He freezes and the strings descend into mild discordance before again settling. He turns to us for an answer: “So do I tell her that it’s true? That there’s a place for me and you?” But you can tell – “every painful crack of bones” – that he can’t tell her this story.

The key line is:
“What makes those men do what they do?”

...and you could say that this tale, this Then Play Long story, has been heading towards this conclusion all along, that the fundamental problem is not simply a question of why men do what they do, but the question of what constitutes evil.

Because the closing vocal section of this song is truly terrifying, as the timpani rolls and the camera pulls back – “And I’m looking at the father and the son” as though the end credits are rolling, “And I’m looking at the mother and the daughter” – and then the strings become atonal again, with a thudding timpani heartbeat, as he sings “And I’m watching them in tears of pain/And I’m watching them suffer/DON’T TELL THAT LITTLE GIRL/TELL ME.”

And then he sings the chorus again, but this time he’s the one asking, desperate to be convinced that it’s true, that some redemption must exist somewhere. The orchestra plays out as though this were a Lloyd Webber musical, and after some “Don’t Cry For Me Argentina” oboe flourishes, the song, and the record, and its decade, are all laid to rest. There is nothing left save the silence.
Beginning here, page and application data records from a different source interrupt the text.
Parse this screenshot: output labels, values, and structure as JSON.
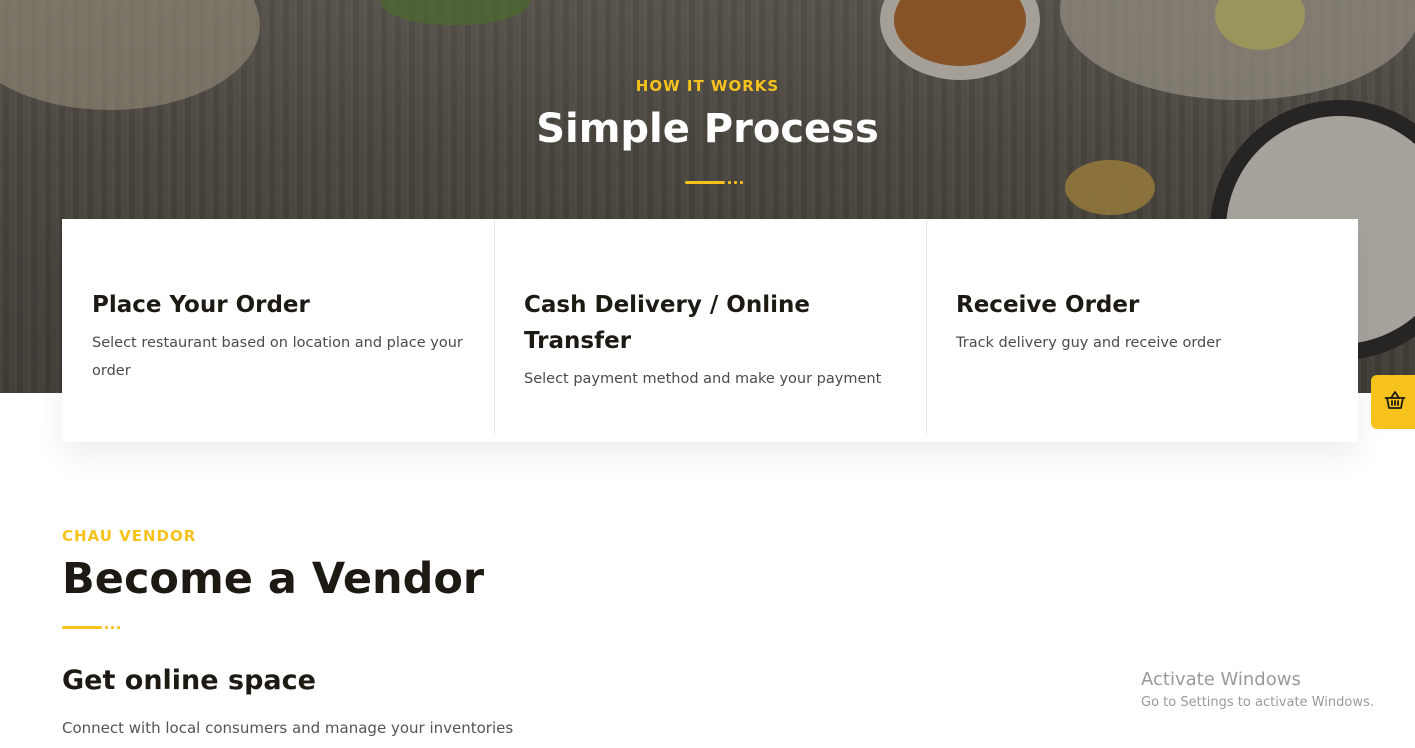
{
  "hero": {
    "eyebrow": "HOW IT WORKS",
    "title": "Simple Process"
  },
  "steps": [
    {
      "title": "Place Your Order",
      "description": "Select restaurant based on location and place your order"
    },
    {
      "title": "Cash Delivery / Online Transfer",
      "description": "Select payment method and make your payment"
    },
    {
      "title": "Receive Order",
      "description": "Track delivery guy and receive order"
    }
  ],
  "vendor": {
    "eyebrow": "CHAU VENDOR",
    "title": "Become a Vendor",
    "subheading": "Get online space",
    "description": "Connect with local consumers and manage your inventories"
  },
  "cart_button": {
    "icon": "basket-icon"
  },
  "windows_watermark": {
    "line1": "Activate Windows",
    "line2": "Go to Settings to activate Windows."
  },
  "colors": {
    "accent": "#f7c21b",
    "heading": "#1d1a14",
    "body_text": "#4b4b4b"
  }
}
The question is not just how a record like this ever got to number one, but what it means in greater terms.

We closed down the sixties with “You Can’t Always Get What You Want,” saw out the seventies with “I Was Only Joking,” and now we are nearly done with the eighties, by way of its epitaph.

But with “Tell Me There’s A Heaven” in particular – one of this tale’s key songs – there is the sense of a greater and more horrific truth being revealed, and revelation is perhaps the last thing that needed to be done, since it all seems to have happened, as the book title goes, in plain sight. Here we are at the end of a decade whose number one albums have nearly all been about the problems faced by men and women and/or lovers in communicating with each other, and it ends, to all intents and purposes, with the notion that it is the medium itself which is the true evil, a declaration of intent by somebody – Rea in 1989 was thirty-eight years old – who has lived through all of Then Play Long and knows the whole story. The story of pop and rock music only really concerned with alerting its very young audience to an adult world. An era which may prove to be, as the Descendants have it, rotten to the core.

And you realise why Rea might have been so keen to get his wife and kids over to Texas – as Americans glance at them on their long, endless highways and retort: “well, why do you think we left Britain in the first place?” – or anywhere that’s far, far away from evil people like Thatcher, Savile, Sutcliffe, Gadd, a country rotting because of its very own and deeply perverted traditions. And yet there is still hope. The half-Scottish Joe Strummer pointedly called his best song “This Is England.” And while many might still view the road to Budapest as the road to Hell, maybe that signifies a major turnaround in how people are prepared to act towards their fellow humans. Perhaps the corporate media’s bluff has been fatally called; get away from television, newspapers, the internet, and realise that you can still make your own decisions about how the world operates. Strip away the neoliberal gaffa tape and you’ll find ordinary, generous and welcoming people beneath.

As the cover of this album clearly demonstrates, our world doesn't have to be compacted into profitable garbage like a spent car, and even in the darkest of corners, there always lurks a rainbow.

“Change has a way of just walking up and punching me in the face” – Veronica Mars